Yet what all three shared was a belief that it was the artist's role to display what Powers called the "unveiled soul," to "blow a hair's breadth off the dust of the actual," as Mrs. Browning had phrased it. In one of his essays on art, Page had written:

. . . if there is a real love in any human heart, it is evidence of a higher love behind it, leading to its source in infinite love from which all finite love springs. And if these two, love and wisdom, descend into true feeling and thought in the artist and by him are made manifest in the picture, art then becomes on this plane evidence of God, and hence it should manifest both of its elements of feeling and thought.37

In a society convinced of the need to find spiritual values to counter the swelling materialism of their age, these three artists used the power of art to reflect the ideal, to underscore the reality of a spiritual level of existence, an awareness of which offered humans their best chance of giving full meaning to earthly life. It was one basis for the friendship that the three enjoyed. If the artistic acclaim that they experienced has now faded, their lives and ideals still have the power to draw us in our own feverish times, troubled as they are with the desire for values that have the stamp of genuine feeling and permanence.

Footnotes top

1 N.P. Willis, Pencillings by the Way (Rochester, N.Y.: Wanzer, Beardsley and Co., 1853), p. 328.

2 Van Wyck Brooks, The Dream of Arcadia (New York: E.P. Dutton and Co., Inc., 1958), p. 85.

3 Donald M. Reynolds, "The'Unveiled Soul': Hiram Powers's Embodiment of the Ideal," Art Bulletin, LIX (March 1977), p. 407.

4 Cited by Richard P. Wunder, Hiram Powers: Vermont Sculptor, 1805–1873 (Newark, Delaware: Univ. of Delaware Press, 1991),1,301.

5 Wunder, I, 128–9.

6 Cited by Wunder, I, 129.

7 Cited by Wunder, I, 47.

8 Cited by Wunder, 1, 55.

9 Wunder, 1, 290.

10 Leonard Huxley (ed.), Elizabeth Barrett Browning: Letters to her Sister, 1846–1859 (London: John Murray, 1929), p. 29.

11 Frederick G. Kenyon (ed.), The Letters of Elizabeth Barrett Browning (New York: The Macmillan Co., 1899),1. 347.

12 Wunder,1, 24.

13 Albert Ten Eyck Gardner, Yankee Stonecutters (New York: Columbia University Press, 1945), p. 29.

14 Cited by Betty Miller, Robert Browning: A Portrait (London: John Murray, 1952), p. 175.

15 Edward C. McAleer, "New Letters from Mrs. Browning to Isa Blagden," PMLA, LXVI (September, 1951), 596.

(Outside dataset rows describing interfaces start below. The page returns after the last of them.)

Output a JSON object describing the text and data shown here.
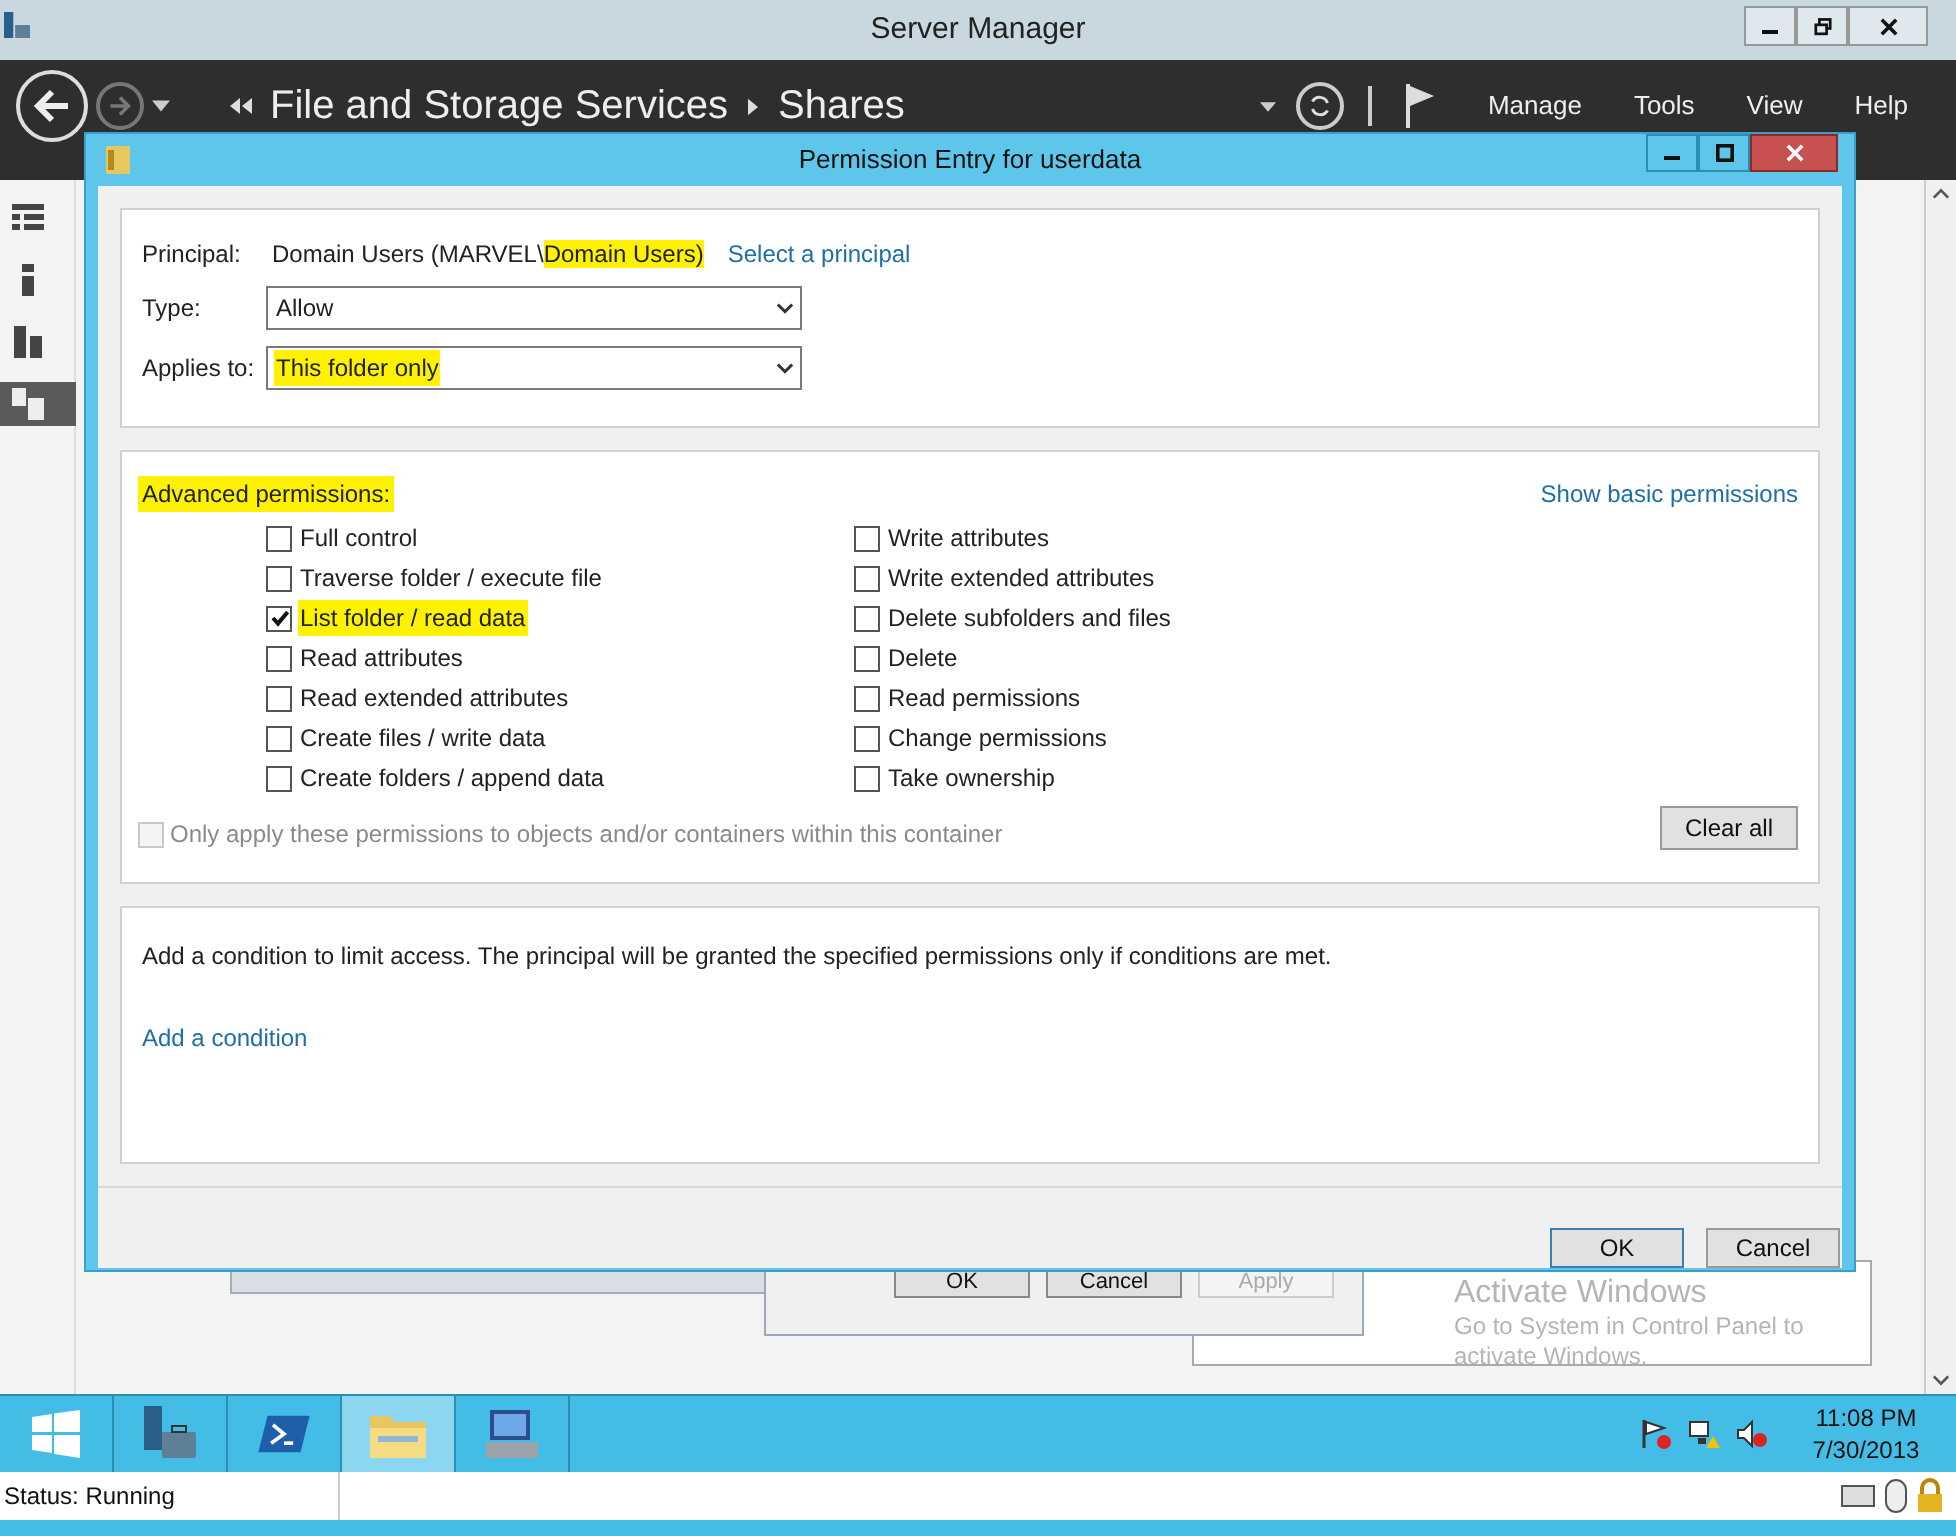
{
  "window": {
    "title": "Server Manager"
  },
  "header": {
    "breadcrumb": [
      "File and Storage Services",
      "Shares"
    ],
    "menu": [
      "Manage",
      "Tools",
      "View",
      "Help"
    ]
  },
  "sidebar": {
    "items": [
      {
        "kind": "dashboard",
        "selected": false
      },
      {
        "kind": "server",
        "selected": false
      },
      {
        "kind": "servers",
        "selected": false
      },
      {
        "kind": "storage",
        "selected": true
      }
    ]
  },
  "dialog": {
    "title": "Permission Entry for userdata",
    "principal": {
      "label": "Principal:",
      "value": "Domain Users (MARVEL\\",
      "value_highlighted": "Domain Users)",
      "link": "Select a principal"
    },
    "type": {
      "label": "Type:",
      "value": "Allow",
      "highlighted": false
    },
    "applies_to": {
      "label": "Applies to:",
      "value": "This folder only",
      "highlighted": true
    },
    "permissions": {
      "heading": "Advanced permissions:",
      "heading_highlighted": true,
      "toggle_link": "Show basic permissions",
      "left": [
        {
          "label": "Full control",
          "checked": false,
          "highlighted": false
        },
        {
          "label": "Traverse folder / execute file",
          "checked": false,
          "highlighted": false
        },
        {
          "label": "List folder / read data",
          "checked": true,
          "highlighted": true
        },
        {
          "label": "Read attributes",
          "checked": false,
          "highlighted": false
        },
        {
          "label": "Read extended attributes",
          "checked": false,
          "highlighted": false
        },
        {
          "label": "Create files / write data",
          "checked": false,
          "highlighted": false
        },
        {
          "label": "Create folders / append data",
          "checked": false,
          "highlighted": false
        }
      ],
      "right": [
        {
          "label": "Write attributes",
          "checked": false,
          "highlighted": false
        },
        {
          "label": "Write extended attributes",
          "checked": false,
          "highlighted": false
        },
        {
          "label": "Delete subfolders and files",
          "checked": false,
          "highlighted": false
        },
        {
          "label": "Delete",
          "checked": false,
          "highlighted": false
        },
        {
          "label": "Read permissions",
          "checked": false,
          "highlighted": false
        },
        {
          "label": "Change permissions",
          "checked": false,
          "highlighted": false
        },
        {
          "label": "Take ownership",
          "checked": false,
          "highlighted": false
        }
      ],
      "inherit_option": {
        "label": "Only apply these permissions to objects and/or containers within this container",
        "checked": false,
        "disabled": true
      },
      "clear_button": "Clear all"
    },
    "condition": {
      "text": "Add a condition to limit access. The principal will be granted the specified permissions only if conditions are met.",
      "link": "Add a condition"
    },
    "buttons": [
      "OK",
      "Cancel"
    ]
  },
  "background_dialog": {
    "buttons": [
      {
        "label": "OK",
        "disabled": false
      },
      {
        "label": "Cancel",
        "disabled": false
      },
      {
        "label": "Apply",
        "disabled": true
      }
    ]
  },
  "activation_notice": {
    "title": "Activate Windows",
    "text": "Go to System in Control Panel to",
    "text_2": "activate Windows."
  },
  "taskbar": {
    "apps": [
      {
        "kind": "start",
        "selected": false
      },
      {
        "kind": "server-manager",
        "selected": false
      },
      {
        "kind": "powershell",
        "selected": false
      },
      {
        "kind": "explorer",
        "selected": true
      },
      {
        "kind": "computer",
        "selected": false
      }
    ],
    "clock": {
      "time": "11:08 PM",
      "date": "7/30/2013"
    }
  },
  "status_bar": {
    "text": "Status: Running"
  }
}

16 Cited by Wunder, 1, 341.

17 Joshua C. Taylor, William Page: The American Titian (Chicago: University of Chicago Press, 1957), p. 29.

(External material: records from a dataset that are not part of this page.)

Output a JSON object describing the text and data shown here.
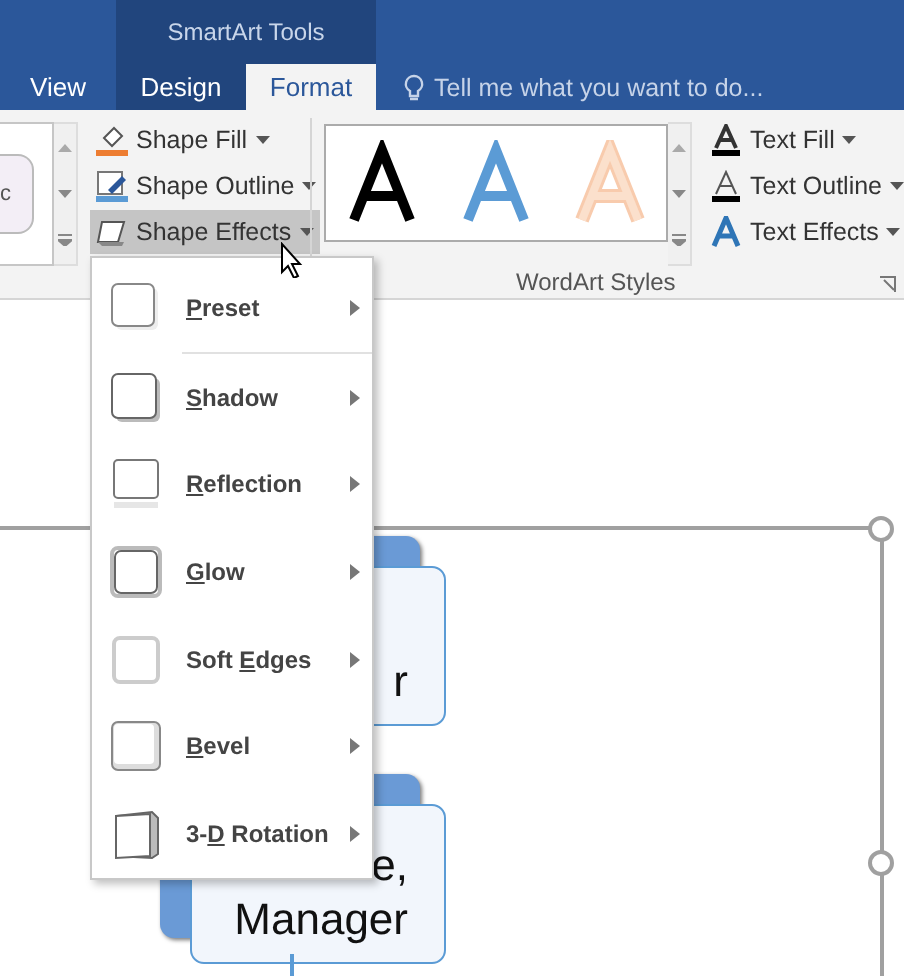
{
  "title_bar": {
    "context_label": "SmartArt Tools"
  },
  "tabs": [
    {
      "label": "View",
      "selected": false,
      "contextual": false
    },
    {
      "label": "Design",
      "selected": false,
      "contextual": true
    },
    {
      "label": "Format",
      "selected": true,
      "contextual": true
    }
  ],
  "tell_me": {
    "placeholder": "Tell me what you want to do..."
  },
  "ribbon": {
    "shape_gallery_fragment": "c",
    "shape_buttons": [
      {
        "kind": "fill",
        "label": "Shape Fill",
        "pressed": false
      },
      {
        "kind": "outline",
        "label": "Shape Outline",
        "pressed": false
      },
      {
        "kind": "effects",
        "label": "Shape Effects",
        "pressed": true
      }
    ],
    "wordart_styles": [
      {
        "kind": "black"
      },
      {
        "kind": "blue"
      },
      {
        "kind": "orange"
      }
    ],
    "text_buttons": [
      {
        "kind": "fill",
        "label": "Text Fill"
      },
      {
        "kind": "outline",
        "label": "Text Outline"
      },
      {
        "kind": "effects",
        "label": "Text Effects"
      }
    ],
    "group_label": "WordArt Styles"
  },
  "menu": {
    "items": [
      {
        "kind": "preset",
        "label": {
          "access_key": "P",
          "after": "reset"
        }
      },
      {
        "kind": "shadow",
        "label": {
          "access_key": "S",
          "after": "hadow"
        }
      },
      {
        "kind": "reflection",
        "label": {
          "access_key": "R",
          "after": "eflection"
        }
      },
      {
        "kind": "glow",
        "label": {
          "access_key": "G",
          "after": "low"
        }
      },
      {
        "kind": "soft",
        "label": {
          "before": "Soft ",
          "access_key": "E",
          "after": "dges"
        }
      },
      {
        "kind": "bevel",
        "label": {
          "access_key": "B",
          "after": "evel"
        }
      },
      {
        "kind": "rotation",
        "label": {
          "before": "3-",
          "access_key": "D",
          "after": " Rotation"
        }
      }
    ]
  },
  "smartart": {
    "shapes": [
      {
        "lines": [
          "r"
        ]
      },
      {
        "lines": [
          "e,",
          "Manager"
        ]
      }
    ]
  }
}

18 Taylor, p. 96.

19 Cited by Reynolds, p. 394.

20 Taylor, p. 108.

21 Cited by Wunder, 1, 168.

22 Taylor, p. 113.

23 Taylor, p. 112.

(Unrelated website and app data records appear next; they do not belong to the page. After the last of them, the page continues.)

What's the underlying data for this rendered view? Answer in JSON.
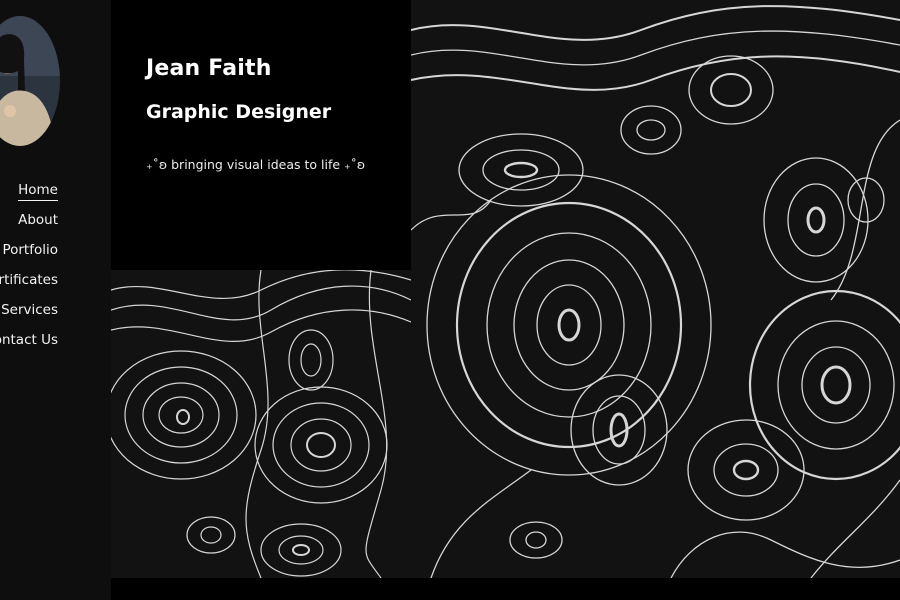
{
  "profile": {
    "name": "Jean Faith",
    "role": "Graphic Designer",
    "tagline": "₊˚ʚ bringing visual ideas to life ₊˚ʚ"
  },
  "nav": {
    "items": [
      {
        "label": "Home",
        "active": true
      },
      {
        "label": "About"
      },
      {
        "label": "Portfolio"
      },
      {
        "label": "Certificates"
      },
      {
        "label": "Services"
      },
      {
        "label": "Contact Us"
      }
    ]
  },
  "theme": {
    "background": "#0d0d0d",
    "panel": "#000000",
    "contour_stroke": "#d6d6d6"
  },
  "icons": {
    "avatar": "profile-photo",
    "pattern": "topographic-contour-lines"
  }
}
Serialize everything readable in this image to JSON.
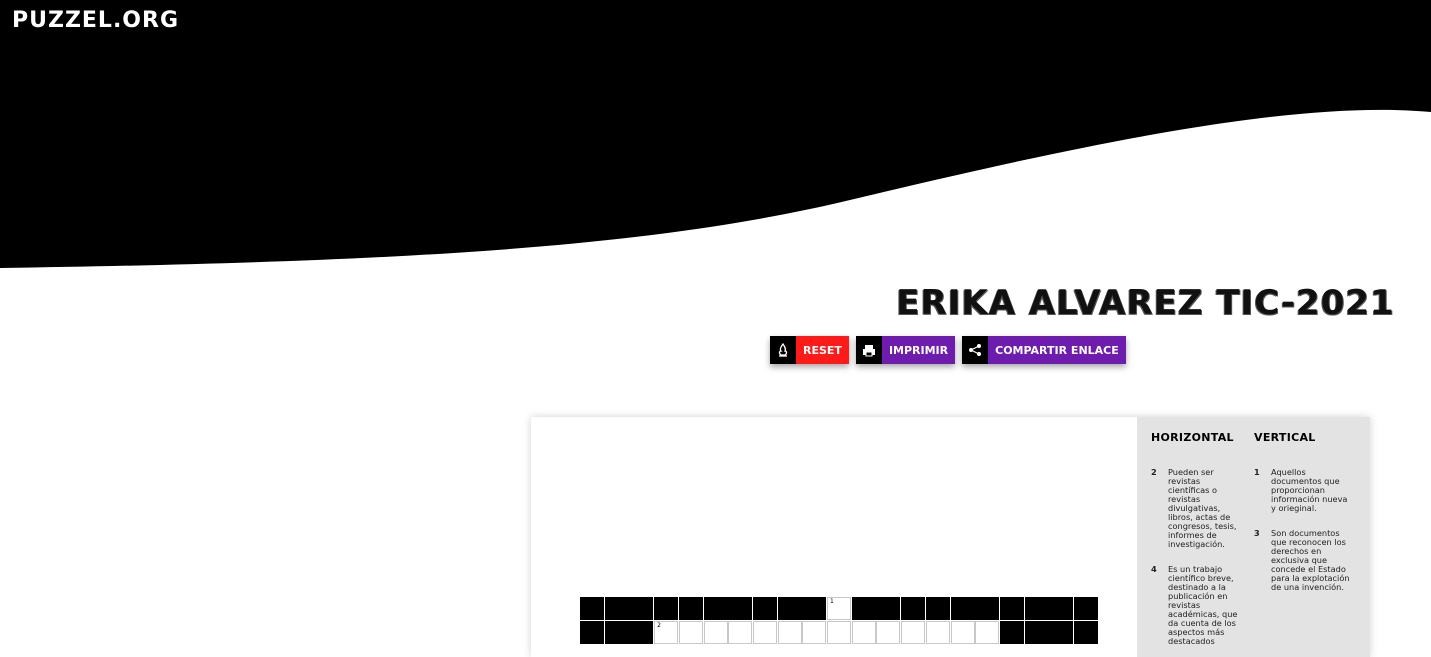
{
  "site": {
    "logo": "PUZZEL.ORG"
  },
  "puzzle": {
    "title": "ERIKA ALVAREZ TIC-2021"
  },
  "buttons": [
    {
      "label": "RESET",
      "icon": "reset-icon"
    },
    {
      "label": "IMPRIMIR",
      "icon": "print-icon"
    },
    {
      "label": "COMPARTIR ENLACE",
      "icon": "share-icon"
    }
  ],
  "clues": {
    "horizontal_title": "HORIZONTAL",
    "vertical_title": "VERTICAL",
    "horizontal": [
      {
        "num": "2",
        "text": "Pueden ser revistas científicas o revistas divulgativas, libros, actas de congresos, tesis, informes de investigación."
      },
      {
        "num": "4",
        "text": "Es un trabajo científico breve, destinado a la publicación en revistas académicas, que da cuenta de los aspectos más destacados"
      }
    ],
    "vertical": [
      {
        "num": "1",
        "text": "Aquellos documentos que proporcionan información nueva y orieginal."
      },
      {
        "num": "3",
        "text": "Son documentos que reconocen los derechos en exclusiva que concede el Estado para la explotación de una invención."
      }
    ]
  },
  "grid": {
    "cell_numbers": [
      "1",
      "2"
    ]
  },
  "colors": {
    "reset": "#ff1a1a",
    "purple": "#6d1cae",
    "clue_panel": "#e3e3e3"
  }
}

24 Taylor, p. 135.

25 W.C. De Vane and K.L. Knickerbocker (ed.), New Letters of Robert Browning (New Haven, Conn.: Yale University Press, 1950), p. 75.

26 Kenyon, II, 148.

27 Kenyon, 11, 170.

28 Cited by Taylor, p. 136.

29 Taylor, p.130.

30 Taylor, p. 130.

31 Cited by Taylor, pp. 130-31.

32 Cited by Taylor, p. 129.

33 Taylor, p. 128.

34 Aurora Leigh, Book 11, 11. 864–69.

35 Cited by Taylor, p. 140.

36 Kenyon,11, 315–16.

37 Cited by Taylor, p. 242.